multivariate response. If they can be considered as multinomial counts
then you have a very good solution using multinomial logistic
regression
with function multinom in package nnet.
Maybe this can get you started.
Regards
Rubén

>> Max wrote:
>>> Hi everyone,
>>>
>>> This is not so much of an R question as a statistics question. I currently
>>> work for the largest pre employment screening company in Canada. Upper
>>> management has noticed that noticed that usually a month or so before any
>>> big kind of economic shock happens, that our incoming files (requests for
>>> a background check) jump up or down.
>>>
>>> As the company statistician, they've asked me to see if the relationship
>>> is strong enough to put together a product that can be sold to any kind of

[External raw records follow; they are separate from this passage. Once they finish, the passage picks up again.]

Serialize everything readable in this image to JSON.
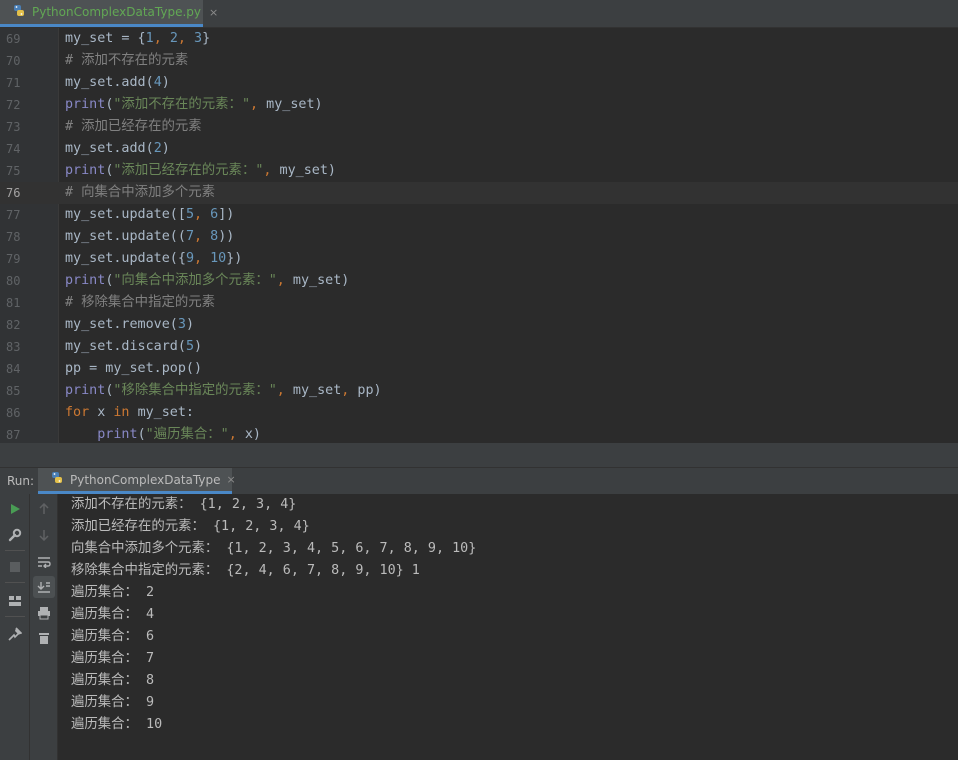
{
  "editor_tab": {
    "filename": "PythonComplexDataType.py",
    "close": "×",
    "icon": "python-file-icon"
  },
  "editor": {
    "current_line": 76,
    "lines": [
      {
        "no": "69",
        "tokens": [
          [
            "p",
            "my_set = {"
          ],
          [
            "n",
            "1"
          ],
          [
            "k",
            ", "
          ],
          [
            "n",
            "2"
          ],
          [
            "k",
            ", "
          ],
          [
            "n",
            "3"
          ],
          [
            "p",
            "}"
          ]
        ]
      },
      {
        "no": "70",
        "tokens": [
          [
            "c",
            "# 添加不存在的元素"
          ]
        ]
      },
      {
        "no": "71",
        "tokens": [
          [
            "p",
            "my_set.add("
          ],
          [
            "n",
            "4"
          ],
          [
            "p",
            ")"
          ]
        ]
      },
      {
        "no": "72",
        "tokens": [
          [
            "f",
            "print"
          ],
          [
            "p",
            "("
          ],
          [
            "s",
            "\"添加不存在的元素：\""
          ],
          [
            "k",
            ", "
          ],
          [
            "p",
            "my_set)"
          ]
        ]
      },
      {
        "no": "73",
        "tokens": [
          [
            "c",
            "# 添加已经存在的元素"
          ]
        ]
      },
      {
        "no": "74",
        "tokens": [
          [
            "p",
            "my_set.add("
          ],
          [
            "n",
            "2"
          ],
          [
            "p",
            ")"
          ]
        ]
      },
      {
        "no": "75",
        "tokens": [
          [
            "f",
            "print"
          ],
          [
            "p",
            "("
          ],
          [
            "s",
            "\"添加已经存在的元素：\""
          ],
          [
            "k",
            ", "
          ],
          [
            "p",
            "my_set)"
          ]
        ]
      },
      {
        "no": "76",
        "tokens": [
          [
            "c",
            "# 向集合中添加多个元素"
          ]
        ]
      },
      {
        "no": "77",
        "tokens": [
          [
            "p",
            "my_set.update(["
          ],
          [
            "n",
            "5"
          ],
          [
            "k",
            ", "
          ],
          [
            "n",
            "6"
          ],
          [
            "p",
            "])"
          ]
        ]
      },
      {
        "no": "78",
        "tokens": [
          [
            "p",
            "my_set.update(("
          ],
          [
            "n",
            "7"
          ],
          [
            "k",
            ", "
          ],
          [
            "n",
            "8"
          ],
          [
            "p",
            "))"
          ]
        ]
      },
      {
        "no": "79",
        "tokens": [
          [
            "p",
            "my_set.update({"
          ],
          [
            "n",
            "9"
          ],
          [
            "k",
            ", "
          ],
          [
            "n",
            "10"
          ],
          [
            "p",
            "})"
          ]
        ]
      },
      {
        "no": "80",
        "tokens": [
          [
            "f",
            "print"
          ],
          [
            "p",
            "("
          ],
          [
            "s",
            "\"向集合中添加多个元素：\""
          ],
          [
            "k",
            ", "
          ],
          [
            "p",
            "my_set)"
          ]
        ]
      },
      {
        "no": "81",
        "tokens": [
          [
            "c",
            "# 移除集合中指定的元素"
          ]
        ]
      },
      {
        "no": "82",
        "tokens": [
          [
            "p",
            "my_set.remove("
          ],
          [
            "n",
            "3"
          ],
          [
            "p",
            ")"
          ]
        ]
      },
      {
        "no": "83",
        "tokens": [
          [
            "p",
            "my_set.discard("
          ],
          [
            "n",
            "5"
          ],
          [
            "p",
            ")"
          ]
        ]
      },
      {
        "no": "84",
        "tokens": [
          [
            "p",
            "pp = my_set.pop()"
          ]
        ]
      },
      {
        "no": "85",
        "tokens": [
          [
            "f",
            "print"
          ],
          [
            "p",
            "("
          ],
          [
            "s",
            "\"移除集合中指定的元素：\""
          ],
          [
            "k",
            ", "
          ],
          [
            "p",
            "my_set"
          ],
          [
            "k",
            ", "
          ],
          [
            "p",
            "pp)"
          ]
        ]
      },
      {
        "no": "86",
        "tokens": [
          [
            "k",
            "for "
          ],
          [
            "p",
            "x "
          ],
          [
            "k",
            "in "
          ],
          [
            "p",
            "my_set:"
          ]
        ]
      },
      {
        "no": "87",
        "tokens": [
          [
            "p",
            "    "
          ],
          [
            "f",
            "print"
          ],
          [
            "p",
            "("
          ],
          [
            "s",
            "\"遍历集合：\""
          ],
          [
            "k",
            ", "
          ],
          [
            "p",
            "x)"
          ]
        ]
      }
    ]
  },
  "run_panel": {
    "label": "Run:",
    "tab_label": "PythonComplexDataType",
    "tab_close": "×",
    "output": [
      "添加不存在的元素： {1, 2, 3, 4}",
      "添加已经存在的元素： {1, 2, 3, 4}",
      "向集合中添加多个元素： {1, 2, 3, 4, 5, 6, 7, 8, 9, 10}",
      "移除集合中指定的元素： {2, 4, 6, 7, 8, 9, 10} 1",
      "遍历集合： 2",
      "遍历集合： 4",
      "遍历集合： 6",
      "遍历集合： 7",
      "遍历集合： 8",
      "遍历集合： 9",
      "遍历集合： 10"
    ]
  },
  "colors": {
    "keyword": "#cc7832",
    "number": "#6897bb",
    "string": "#6a8759",
    "comment": "#808080",
    "builtin": "#8888c6",
    "accent": "#4a88c7",
    "run_green": "#499c54"
  }
}
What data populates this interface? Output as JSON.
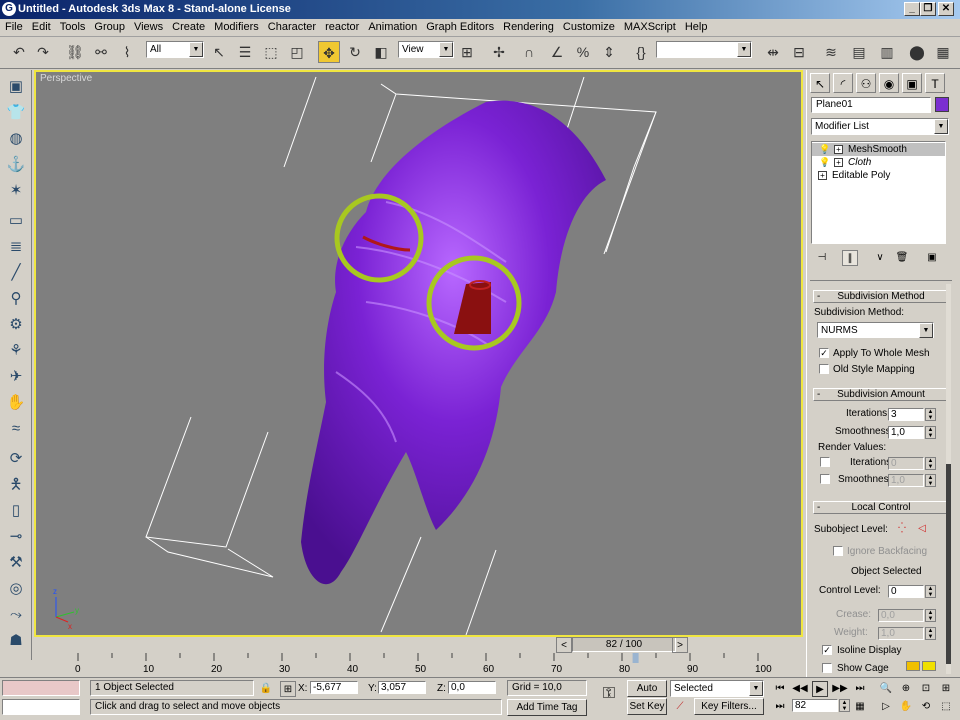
{
  "window": {
    "title": "Untitled - Autodesk 3ds Max 8 - Stand-alone License",
    "app_icon": "3ds-max-icon",
    "buttons": [
      "minimize-icon",
      "restore-icon",
      "close-icon"
    ]
  },
  "menu": {
    "items": [
      "File",
      "Edit",
      "Tools",
      "Group",
      "Views",
      "Create",
      "Modifiers",
      "Character",
      "reactor",
      "Animation",
      "Graph Editors",
      "Rendering",
      "Customize",
      "MAXScript",
      "Help"
    ]
  },
  "toolbar": {
    "selection_filter": "All",
    "ref_coord": "View",
    "named_selection": ""
  },
  "viewport": {
    "label": "Perspective",
    "axis_labels": {
      "z": "z",
      "x": "x",
      "y": "y"
    }
  },
  "command_panel": {
    "object_name": "Plane01",
    "object_color": "#7b2fd0",
    "modifier_list": "Modifier List",
    "stack": [
      {
        "label": "MeshSmooth",
        "selected": true
      },
      {
        "label": "Cloth",
        "selected": false,
        "italic": true
      },
      {
        "label": "Editable Poly",
        "selected": false
      }
    ],
    "subdivision_method": {
      "rollout": "Subdivision Method",
      "label": "Subdivision Method:",
      "value": "NURMS",
      "apply_whole_mesh": "Apply To Whole Mesh",
      "apply_whole_mesh_checked": true,
      "old_style": "Old Style Mapping",
      "old_style_checked": false
    },
    "subdivision_amount": {
      "rollout": "Subdivision Amount",
      "iterations_label": "Iterations:",
      "iterations": "3",
      "smoothness_label": "Smoothness:",
      "smoothness": "1,0",
      "render_values": "Render Values:",
      "render_iterations_label": "Iterations:",
      "render_iterations": "0",
      "render_smoothness_label": "Smoothness:",
      "render_smoothness": "1,0"
    },
    "local_control": {
      "rollout": "Local Control",
      "subobject_label": "Subobject Level:",
      "ignore_backfacing": "Ignore Backfacing",
      "object_selected": "Object Selected",
      "control_level_label": "Control Level:",
      "control_level": "0",
      "crease_label": "Crease:",
      "crease": "0,0",
      "weight_label": "Weight:",
      "weight": "1,0",
      "isoline": "Isoline Display",
      "isoline_checked": true,
      "show_cage": "Show Cage"
    }
  },
  "time": {
    "slider_label": "82 / 100",
    "current_frame": 82,
    "total_frames": 100,
    "track_ticks": [
      "0",
      "10",
      "20",
      "30",
      "40",
      "50",
      "60",
      "70",
      "80",
      "90",
      "100"
    ]
  },
  "status": {
    "selection": "1 Object Selected",
    "prompt": "Click and drag to select and move objects",
    "x_label": "X:",
    "x": "-5,677",
    "y_label": "Y:",
    "y": "3,057",
    "z_label": "Z:",
    "z": "0,0",
    "grid": "Grid = 10,0",
    "add_time_tag": "Add Time Tag",
    "auto_key": "Auto Key",
    "set_key": "Set Key",
    "key_mode": "Selected",
    "key_filters": "Key Filters...",
    "frame": "82"
  },
  "colors": {
    "highlight_circle": "#a8c820",
    "cloth_purple": "#7020c0",
    "viewport_bg": "#7f7f7f",
    "active_border": "#f0e640"
  }
}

>>> firm or organization (brokerages or any kind of investing firm, federal
>>> ministry of finance, statistics canada (like the bureau of stats in the
>>> USA), universities etc)
>>>
>>> In Canada on the 10th of every month, statistics canada releases labour
>>> statistics for the previous month. The way CFO sees it, *ideally* on the
>>> (1st to 10th, something like that) every month, the firm I work for could
>>> be releasing data for the rest of the month.
>>>
>>> What I'm trying to figure out is if you were in the position of evaluating
>>> the final product for purchase, what kind of information would make the
>>> product credible/viable? Summary statistics? Variance covariance matrices?
>>> Graphs of the data? Cross Correlation matrices for time series analysis?
>>>
>>> It's frustrating because I can see a noticeable relationship between our
>>> file volume and the unemployment rate (in particular,) but I'm not sure
>>> how to appropriately frame it in a way that another statistician/modeler
>>> would want the data.
>>
>> variables? Once you have a feel for the problem, you can look into
>> modelling it more formally using a suitable regression model.
>
> Gad, the issue I have is that I technically have one predictor for multiple
> response. The data is not very clean for simple univariate models.
> Unfortunately, my knowledge of multivariate response models is poor, and how
> to set up the problem in R as a multivariate regression is a total mystery to
> me. (Multivariate was the one course that I wasn't able to take in my